- _Exercise goal_
Find the string "ProgramData" in the listing and report every line that has it.

- _Data listing_
-- Opening Marker --

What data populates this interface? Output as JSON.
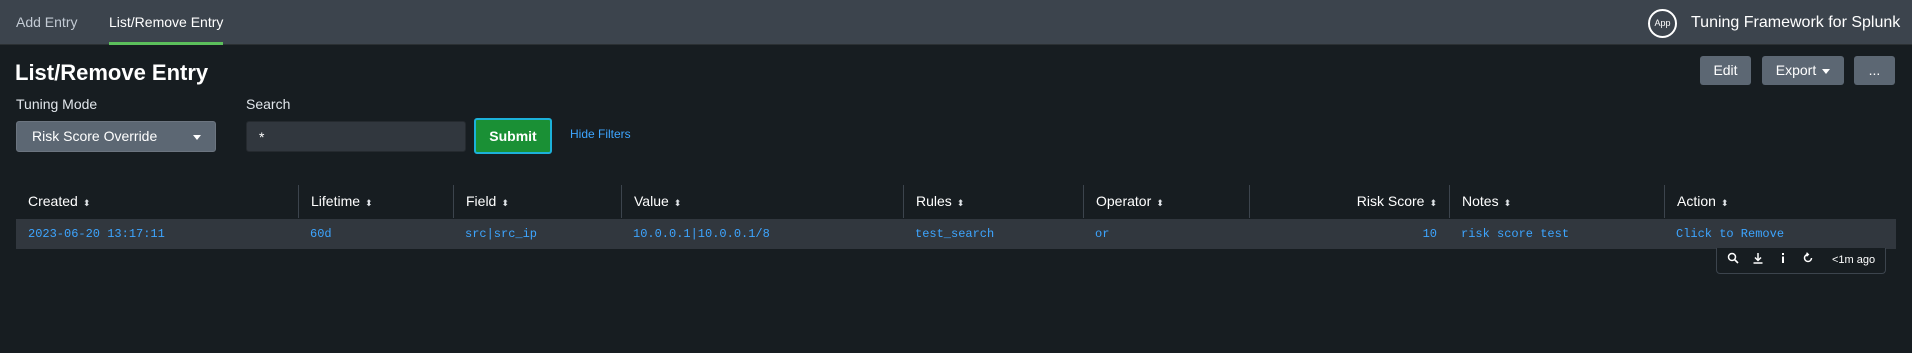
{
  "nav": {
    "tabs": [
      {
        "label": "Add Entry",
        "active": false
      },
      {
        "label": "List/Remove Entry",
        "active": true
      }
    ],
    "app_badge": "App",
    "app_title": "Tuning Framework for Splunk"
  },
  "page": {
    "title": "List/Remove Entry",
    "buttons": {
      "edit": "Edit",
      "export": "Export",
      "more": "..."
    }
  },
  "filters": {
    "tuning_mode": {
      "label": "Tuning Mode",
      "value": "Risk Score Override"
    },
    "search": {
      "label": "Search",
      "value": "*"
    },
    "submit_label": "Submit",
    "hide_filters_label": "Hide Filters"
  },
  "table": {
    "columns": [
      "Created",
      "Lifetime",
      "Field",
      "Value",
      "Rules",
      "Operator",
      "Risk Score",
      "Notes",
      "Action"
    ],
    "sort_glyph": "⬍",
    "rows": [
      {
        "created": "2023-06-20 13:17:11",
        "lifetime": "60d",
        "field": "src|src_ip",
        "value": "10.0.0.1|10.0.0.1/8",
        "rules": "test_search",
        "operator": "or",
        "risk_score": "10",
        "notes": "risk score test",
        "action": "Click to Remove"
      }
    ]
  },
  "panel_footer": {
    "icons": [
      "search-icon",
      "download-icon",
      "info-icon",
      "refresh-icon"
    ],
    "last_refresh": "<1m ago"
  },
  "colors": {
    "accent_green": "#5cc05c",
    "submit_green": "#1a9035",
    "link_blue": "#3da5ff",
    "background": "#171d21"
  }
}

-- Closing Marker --
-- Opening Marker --

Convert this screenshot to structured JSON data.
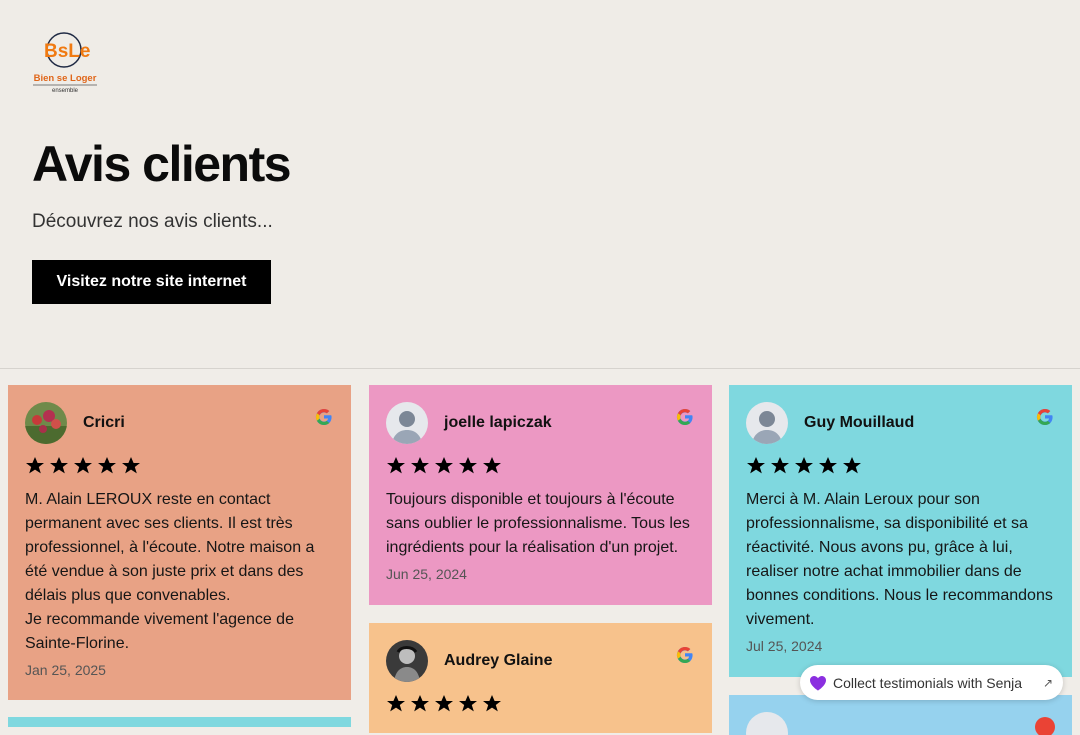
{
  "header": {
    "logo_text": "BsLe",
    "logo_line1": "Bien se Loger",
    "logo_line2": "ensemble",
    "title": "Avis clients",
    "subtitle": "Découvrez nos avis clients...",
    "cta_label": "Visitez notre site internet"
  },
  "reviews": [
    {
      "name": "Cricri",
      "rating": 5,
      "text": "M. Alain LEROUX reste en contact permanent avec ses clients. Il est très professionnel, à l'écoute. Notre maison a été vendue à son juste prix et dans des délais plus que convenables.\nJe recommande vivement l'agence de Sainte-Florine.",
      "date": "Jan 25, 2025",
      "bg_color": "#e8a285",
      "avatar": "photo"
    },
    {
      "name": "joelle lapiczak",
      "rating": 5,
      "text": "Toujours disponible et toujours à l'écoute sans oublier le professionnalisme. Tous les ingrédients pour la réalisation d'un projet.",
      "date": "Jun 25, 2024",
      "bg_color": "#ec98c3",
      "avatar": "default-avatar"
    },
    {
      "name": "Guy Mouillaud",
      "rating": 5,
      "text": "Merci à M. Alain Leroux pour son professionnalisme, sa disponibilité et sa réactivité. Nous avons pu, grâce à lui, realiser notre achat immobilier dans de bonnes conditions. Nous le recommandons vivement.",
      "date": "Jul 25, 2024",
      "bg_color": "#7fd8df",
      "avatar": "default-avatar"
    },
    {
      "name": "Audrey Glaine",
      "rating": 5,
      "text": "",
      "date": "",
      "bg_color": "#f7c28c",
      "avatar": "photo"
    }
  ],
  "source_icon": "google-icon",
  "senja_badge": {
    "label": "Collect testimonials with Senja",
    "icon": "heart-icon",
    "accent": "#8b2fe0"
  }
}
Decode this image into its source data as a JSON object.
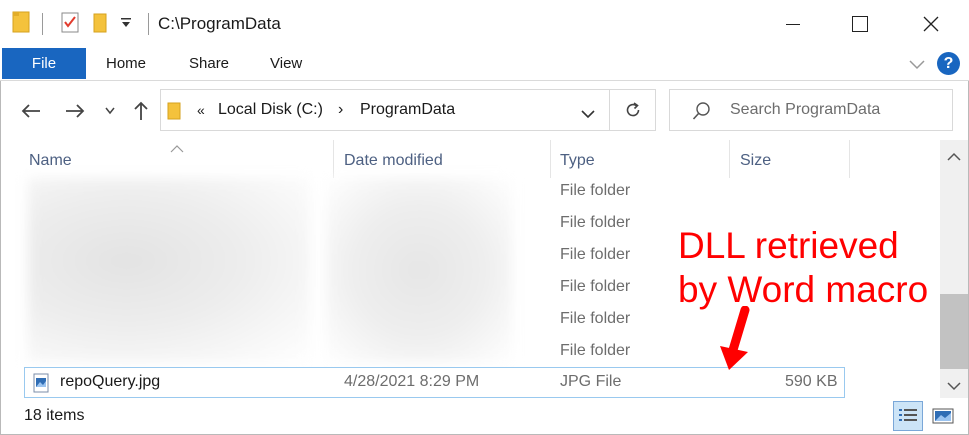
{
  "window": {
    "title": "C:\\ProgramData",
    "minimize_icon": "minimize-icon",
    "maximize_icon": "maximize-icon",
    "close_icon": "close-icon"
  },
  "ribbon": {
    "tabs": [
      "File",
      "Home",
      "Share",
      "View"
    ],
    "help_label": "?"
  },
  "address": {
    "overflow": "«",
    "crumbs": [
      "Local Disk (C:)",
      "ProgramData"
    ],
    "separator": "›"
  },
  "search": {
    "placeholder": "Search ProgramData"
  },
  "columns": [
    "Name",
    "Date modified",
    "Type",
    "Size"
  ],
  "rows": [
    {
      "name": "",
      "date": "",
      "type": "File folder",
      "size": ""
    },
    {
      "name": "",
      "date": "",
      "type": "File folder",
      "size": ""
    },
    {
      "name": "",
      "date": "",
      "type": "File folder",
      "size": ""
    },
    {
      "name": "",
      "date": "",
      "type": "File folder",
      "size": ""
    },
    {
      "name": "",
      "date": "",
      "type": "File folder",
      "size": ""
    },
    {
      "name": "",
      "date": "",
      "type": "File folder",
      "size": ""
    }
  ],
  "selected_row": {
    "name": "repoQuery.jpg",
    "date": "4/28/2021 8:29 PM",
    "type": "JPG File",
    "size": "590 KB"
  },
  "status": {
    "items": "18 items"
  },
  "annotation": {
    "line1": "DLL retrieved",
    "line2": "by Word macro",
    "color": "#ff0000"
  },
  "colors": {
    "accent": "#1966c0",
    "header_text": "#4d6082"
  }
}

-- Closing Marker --

- _Answer below_
    "title": "C:\\ProgramData",
      "ProgramData"
    "placeholder": "Search ProgramData"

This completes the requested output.